Records to process Start Marker
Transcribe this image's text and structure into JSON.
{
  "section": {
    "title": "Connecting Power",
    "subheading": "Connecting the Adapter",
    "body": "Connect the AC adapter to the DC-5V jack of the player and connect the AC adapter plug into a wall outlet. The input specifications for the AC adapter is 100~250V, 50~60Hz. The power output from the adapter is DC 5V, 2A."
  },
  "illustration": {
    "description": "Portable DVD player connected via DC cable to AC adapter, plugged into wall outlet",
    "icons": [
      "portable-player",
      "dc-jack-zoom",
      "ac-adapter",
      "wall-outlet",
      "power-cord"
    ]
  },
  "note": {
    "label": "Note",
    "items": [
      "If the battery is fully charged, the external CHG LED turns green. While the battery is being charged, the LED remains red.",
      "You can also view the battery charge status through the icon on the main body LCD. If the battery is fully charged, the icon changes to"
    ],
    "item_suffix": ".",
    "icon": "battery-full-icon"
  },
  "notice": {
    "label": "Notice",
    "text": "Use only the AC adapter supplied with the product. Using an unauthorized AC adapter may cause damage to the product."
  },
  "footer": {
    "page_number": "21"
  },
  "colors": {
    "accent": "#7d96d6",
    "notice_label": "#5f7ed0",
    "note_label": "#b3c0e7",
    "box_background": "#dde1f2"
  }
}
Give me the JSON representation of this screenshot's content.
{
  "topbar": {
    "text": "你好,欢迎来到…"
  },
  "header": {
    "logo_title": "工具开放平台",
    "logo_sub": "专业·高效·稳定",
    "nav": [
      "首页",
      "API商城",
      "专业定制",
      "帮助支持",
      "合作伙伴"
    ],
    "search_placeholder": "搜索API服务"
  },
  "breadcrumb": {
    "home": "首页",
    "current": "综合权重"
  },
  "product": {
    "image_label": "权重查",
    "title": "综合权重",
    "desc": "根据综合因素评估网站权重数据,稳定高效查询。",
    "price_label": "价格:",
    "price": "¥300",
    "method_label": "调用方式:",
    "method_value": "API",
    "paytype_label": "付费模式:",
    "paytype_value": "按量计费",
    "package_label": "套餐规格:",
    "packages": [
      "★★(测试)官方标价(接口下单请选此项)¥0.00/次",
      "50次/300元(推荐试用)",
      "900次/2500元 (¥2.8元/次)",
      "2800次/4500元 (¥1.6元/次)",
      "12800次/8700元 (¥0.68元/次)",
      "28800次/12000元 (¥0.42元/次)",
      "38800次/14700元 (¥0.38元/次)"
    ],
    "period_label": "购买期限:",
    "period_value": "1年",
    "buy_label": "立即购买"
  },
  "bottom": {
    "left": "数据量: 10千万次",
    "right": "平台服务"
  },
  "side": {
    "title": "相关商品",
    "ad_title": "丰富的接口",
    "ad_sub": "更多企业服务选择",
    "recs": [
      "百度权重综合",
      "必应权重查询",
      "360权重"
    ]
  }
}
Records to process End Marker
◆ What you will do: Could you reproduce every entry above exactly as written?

◆ Expected answer:
Transcribe this image's text and structure into JSON.
{
  "section": {
    "title": "Connecting Power",
    "subheading": "Connecting the Adapter",
    "body": "Connect the AC adapter to the DC-5V jack of the player and connect the AC adapter plug into a wall outlet. The input specifications for the AC adapter is 100~250V, 50~60Hz. The power output from the adapter is DC 5V, 2A."
  },
  "illustration": {
    "description": "Portable DVD player connected via DC cable to AC adapter, plugged into wall outlet",
    "icons": [
      "portable-player",
      "dc-jack-zoom",
      "ac-adapter",
      "wall-outlet",
      "power-cord"
    ]
  },
  "note": {
    "label": "Note",
    "items": [
      "If the battery is fully charged, the external CHG LED turns green. While the battery is being charged, the LED remains red.",
      "You can also view the battery charge status through the icon on the main body LCD. If the battery is fully charged, the icon changes to"
    ],
    "item_suffix": ".",
    "icon": "battery-full-icon"
  },
  "notice": {
    "label": "Notice",
    "text": "Use only the AC adapter supplied with the product. Using an unauthorized AC adapter may cause damage to the product."
  },
  "footer": {
    "page_number": "21"
  },
  "colors": {
    "accent": "#7d96d6",
    "notice_label": "#5f7ed0",
    "note_label": "#b3c0e7",
    "box_background": "#dde1f2"
  }
}
Give me the JSON representation of this screenshot's content.
{
  "topbar": {
    "text": "你好,欢迎来到…"
  },
  "header": {
    "logo_title": "工具开放平台",
    "logo_sub": "专业·高效·稳定",
    "nav": [
      "首页",
      "API商城",
      "专业定制",
      "帮助支持",
      "合作伙伴"
    ],
    "search_placeholder": "搜索API服务"
  },
  "breadcrumb": {
    "home": "首页",
    "current": "综合权重"
  },
  "product": {
    "image_label": "权重查",
    "title": "综合权重",
    "desc": "根据综合因素评估网站权重数据,稳定高效查询。",
    "price_label": "价格:",
    "price": "¥300",
    "method_label": "调用方式:",
    "method_value": "API",
    "paytype_label": "付费模式:",
    "paytype_value": "按量计费",
    "package_label": "套餐规格:",
    "packages": [
      "★★(测试)官方标价(接口下单请选此项)¥0.00/次",
      "50次/300元(推荐试用)",
      "900次/2500元 (¥2.8元/次)",
      "2800次/4500元 (¥1.6元/次)",
      "12800次/8700元 (¥0.68元/次)",
      "28800次/12000元 (¥0.42元/次)",
      "38800次/14700元 (¥0.38元/次)"
    ],
    "period_label": "购买期限:",
    "period_value": "1年",
    "buy_label": "立即购买"
  },
  "bottom": {
    "left": "数据量: 10千万次",
    "right": "平台服务"
  },
  "side": {
    "title": "相关商品",
    "ad_title": "丰富的接口",
    "ad_sub": "更多企业服务选择",
    "recs": [
      "百度权重综合",
      "必应权重查询",
      "360权重"
    ]
  }
}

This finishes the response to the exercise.